Exercise instructions -
Pictures aside, write every record out again word for word.

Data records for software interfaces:
:::

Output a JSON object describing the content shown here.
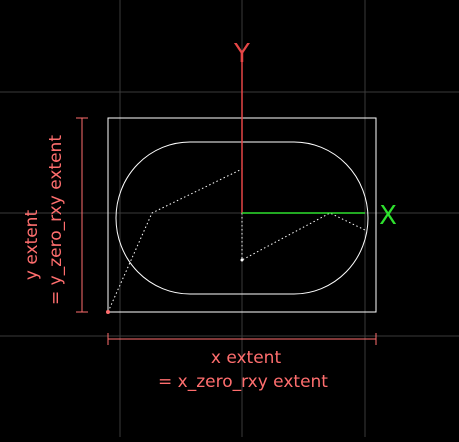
{
  "axes": {
    "y_label": "Y",
    "x_label": "X",
    "y_color": "#e64646",
    "x_color": "#2ee02e"
  },
  "annotations": {
    "x_extent_line1": "x extent",
    "x_extent_line2": "= x_zero_rxy extent",
    "y_extent_line1": "y extent",
    "y_extent_line2": "= y_zero_rxy extent",
    "annotation_color": "#ff6e6e"
  },
  "colors": {
    "background": "#000000",
    "grid": "#3a3a3a",
    "shape": "#ffffff"
  }
}
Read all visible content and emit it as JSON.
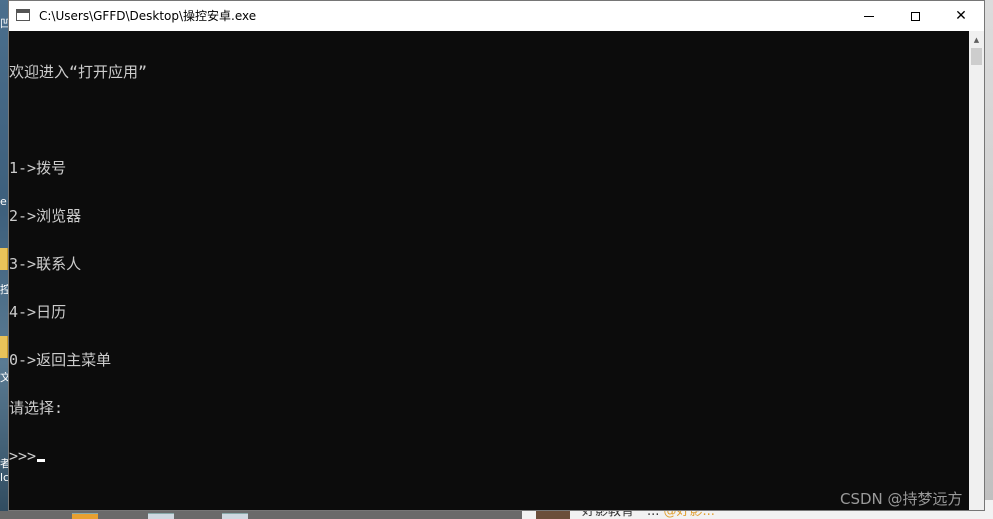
{
  "window": {
    "title": "C:\\Users\\GFFD\\Desktop\\操控安卓.exe",
    "app_icon": "console-window-icon",
    "controls": {
      "minimize_icon": "minimize-icon",
      "maximize_icon": "maximize-icon",
      "close_icon": "close-icon",
      "close_glyph": "✕"
    }
  },
  "console": {
    "lines": [
      "欢迎进入“打开应用”",
      "",
      "1->拨号",
      "2->浏览器",
      "3->联系人",
      "4->日历",
      "0->返回主菜单",
      "请选择:",
      ">>>"
    ],
    "text_color": "#cccccc",
    "background": "#0c0c0c"
  },
  "scrollbar": {
    "up_arrow": "▲"
  },
  "desktop_peek": {
    "left_glyphs": [
      "凹",
      "e",
      "控",
      "文",
      "者",
      "lc"
    ],
    "bottom_text_prefix": "好影教育一...",
    "bottom_text_mention": "@好影..."
  },
  "watermark": "CSDN @持梦远方"
}
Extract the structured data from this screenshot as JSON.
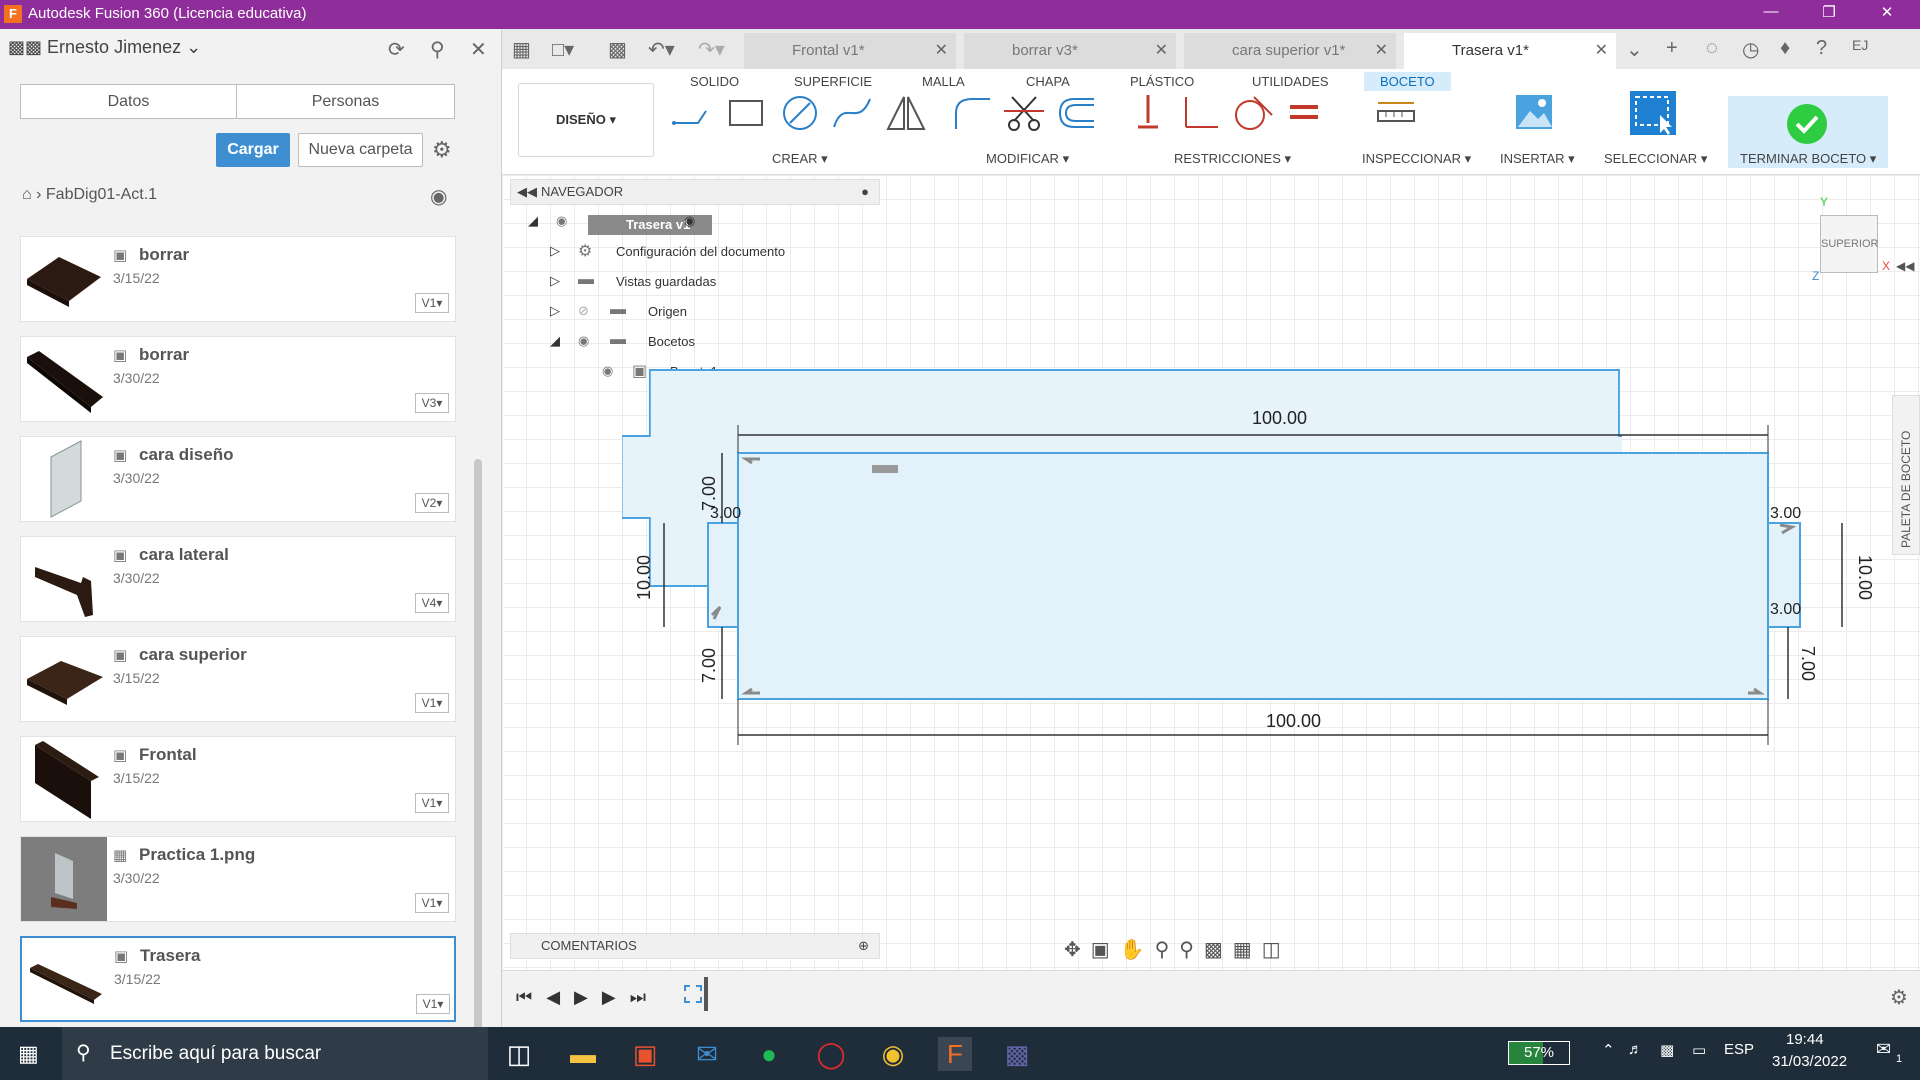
{
  "window": {
    "title": "Autodesk Fusion 360 (Licencia educativa)",
    "logo": "F"
  },
  "data_panel": {
    "user": "Ernesto Jimenez",
    "tabs": [
      "Datos",
      "Personas"
    ],
    "upload_label": "Cargar",
    "new_folder_label": "Nueva carpeta",
    "breadcrumb": "FabDig01-Act.1",
    "items": [
      {
        "name": "borrar",
        "date": "3/15/22",
        "version": "V1"
      },
      {
        "name": "borrar",
        "date": "3/30/22",
        "version": "V3"
      },
      {
        "name": "cara diseño",
        "date": "3/30/22",
        "version": "V2"
      },
      {
        "name": "cara lateral",
        "date": "3/30/22",
        "version": "V4"
      },
      {
        "name": "cara superior",
        "date": "3/15/22",
        "version": "V1"
      },
      {
        "name": "Frontal",
        "date": "3/15/22",
        "version": "V1"
      },
      {
        "name": "Practica 1.png",
        "date": "3/30/22",
        "version": "V1"
      },
      {
        "name": "Trasera",
        "date": "3/15/22",
        "version": "V1"
      }
    ]
  },
  "doc_tabs": [
    "Frontal v1*",
    "borrar v3*",
    "cara superior v1*",
    "Trasera v1*"
  ],
  "toolbar": {
    "workspace": "DISEÑO",
    "tabs": [
      "SOLIDO",
      "SUPERFICIE",
      "MALLA",
      "CHAPA",
      "PLÁSTICO",
      "UTILIDADES",
      "BOCETO"
    ],
    "groups": [
      "CREAR",
      "MODIFICAR",
      "RESTRICCIONES",
      "INSPECCIONAR",
      "INSERTAR",
      "SELECCIONAR",
      "TERMINAR BOCETO"
    ]
  },
  "browser": {
    "title": "NAVEGADOR",
    "root": "Trasera v1",
    "nodes": [
      "Configuración del documento",
      "Vistas guardadas",
      "Origen",
      "Bocetos",
      "Boceto1"
    ]
  },
  "comments_label": "COMENTARIOS",
  "viewcube_label": "SUPERIOR",
  "axes": {
    "x": "X",
    "y": "Y",
    "z": "Z"
  },
  "palette_label": "PALETA DE BOCETO",
  "dimensions": {
    "top": "100.00",
    "bottom": "100.00",
    "left_total": "10.00",
    "left_top": "7.00",
    "left_gap": "3.00",
    "left_bottom": "7.00",
    "right_total": "10.00",
    "right_gap_top": "3.00",
    "right_gap_bottom": "3.00",
    "right_bottom": "7.00"
  },
  "taskbar": {
    "search_placeholder": "Escribe aquí para buscar",
    "battery": "57%",
    "language": "ESP",
    "time": "19:44",
    "date": "31/03/2022",
    "notifications": "1"
  },
  "colors": {
    "titlebar": "#8f2d9b",
    "accent": "#3d8fd1",
    "sketch_fill": "#e6f3fb",
    "sketch_line": "#4aa3df",
    "finish_check": "#2ecc40"
  }
}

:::

Solution for this task -
Output a JSON object describing the content shown here.
{
  "axes": {
    "y_label": "Y",
    "x_label": "X",
    "y_color": "#e64646",
    "x_color": "#2ee02e"
  },
  "annotations": {
    "x_extent_line1": "x extent",
    "x_extent_line2": "= x_zero_rxy extent",
    "y_extent_line1": "y extent",
    "y_extent_line2": "= y_zero_rxy extent",
    "annotation_color": "#ff6e6e"
  },
  "colors": {
    "background": "#000000",
    "grid": "#3a3a3a",
    "shape": "#ffffff"
  }
}
Read all visible content and emit it as JSON.
{
  "window": {
    "title": "C:\\Users\\GFFD\\Desktop\\操控安卓.exe",
    "app_icon": "console-window-icon",
    "controls": {
      "minimize_icon": "minimize-icon",
      "maximize_icon": "maximize-icon",
      "close_icon": "close-icon",
      "close_glyph": "✕"
    }
  },
  "console": {
    "lines": [
      "欢迎进入“打开应用”",
      "",
      "1->拨号",
      "2->浏览器",
      "3->联系人",
      "4->日历",
      "0->返回主菜单",
      "请选择:",
      ">>>"
    ],
    "text_color": "#cccccc",
    "background": "#0c0c0c"
  },
  "scrollbar": {
    "up_arrow": "▲"
  },
  "desktop_peek": {
    "left_glyphs": [
      "凹",
      "e",
      "控",
      "文",
      "者",
      "lc"
    ],
    "bottom_text_prefix": "好影教育一...",
    "bottom_text_mention": "@好影..."
  },
  "watermark": "CSDN @持梦远方"
}
Extract the structured data from this screenshot as JSON.
{
  "window": {
    "title": "Autodesk Fusion 360 (Licencia educativa)",
    "logo": "F"
  },
  "data_panel": {
    "user": "Ernesto Jimenez",
    "tabs": [
      "Datos",
      "Personas"
    ],
    "upload_label": "Cargar",
    "new_folder_label": "Nueva carpeta",
    "breadcrumb": "FabDig01-Act.1",
    "items": [
      {
        "name": "borrar",
        "date": "3/15/22",
        "version": "V1"
      },
      {
        "name": "borrar",
        "date": "3/30/22",
        "version": "V3"
      },
      {
        "name": "cara diseño",
        "date": "3/30/22",
        "version": "V2"
      },
      {
        "name": "cara lateral",
        "date": "3/30/22",
        "version": "V4"
      },
      {
        "name": "cara superior",
        "date": "3/15/22",
        "version": "V1"
      },
      {
        "name": "Frontal",
        "date": "3/15/22",
        "version": "V1"
      },
      {
        "name": "Practica 1.png",
        "date": "3/30/22",
        "version": "V1"
      },
      {
        "name": "Trasera",
        "date": "3/15/22",
        "version": "V1"
      }
    ]
  },
  "doc_tabs": [
    "Frontal v1*",
    "borrar v3*",
    "cara superior v1*",
    "Trasera v1*"
  ],
  "toolbar": {
    "workspace": "DISEÑO",
    "tabs": [
      "SOLIDO",
      "SUPERFICIE",
      "MALLA",
      "CHAPA",
      "PLÁSTICO",
      "UTILIDADES",
      "BOCETO"
    ],
    "groups": [
      "CREAR",
      "MODIFICAR",
      "RESTRICCIONES",
      "INSPECCIONAR",
      "INSERTAR",
      "SELECCIONAR",
      "TERMINAR BOCETO"
    ]
  },
  "browser": {
    "title": "NAVEGADOR",
    "root": "Trasera v1",
    "nodes": [
      "Configuración del documento",
      "Vistas guardadas",
      "Origen",
      "Bocetos",
      "Boceto1"
    ]
  },
  "comments_label": "COMENTARIOS",
  "viewcube_label": "SUPERIOR",
  "axes": {
    "x": "X",
    "y": "Y",
    "z": "Z"
  },
  "palette_label": "PALETA DE BOCETO",
  "dimensions": {
    "top": "100.00",
    "bottom": "100.00",
    "left_total": "10.00",
    "left_top": "7.00",
    "left_gap": "3.00",
    "left_bottom": "7.00",
    "right_total": "10.00",
    "right_gap_top": "3.00",
    "right_gap_bottom": "3.00",
    "right_bottom": "7.00"
  },
  "taskbar": {
    "search_placeholder": "Escribe aquí para buscar",
    "battery": "57%",
    "language": "ESP",
    "time": "19:44",
    "date": "31/03/2022",
    "notifications": "1"
  },
  "colors": {
    "titlebar": "#8f2d9b",
    "accent": "#3d8fd1",
    "sketch_fill": "#e6f3fb",
    "sketch_line": "#4aa3df",
    "finish_check": "#2ecc40"
  }
}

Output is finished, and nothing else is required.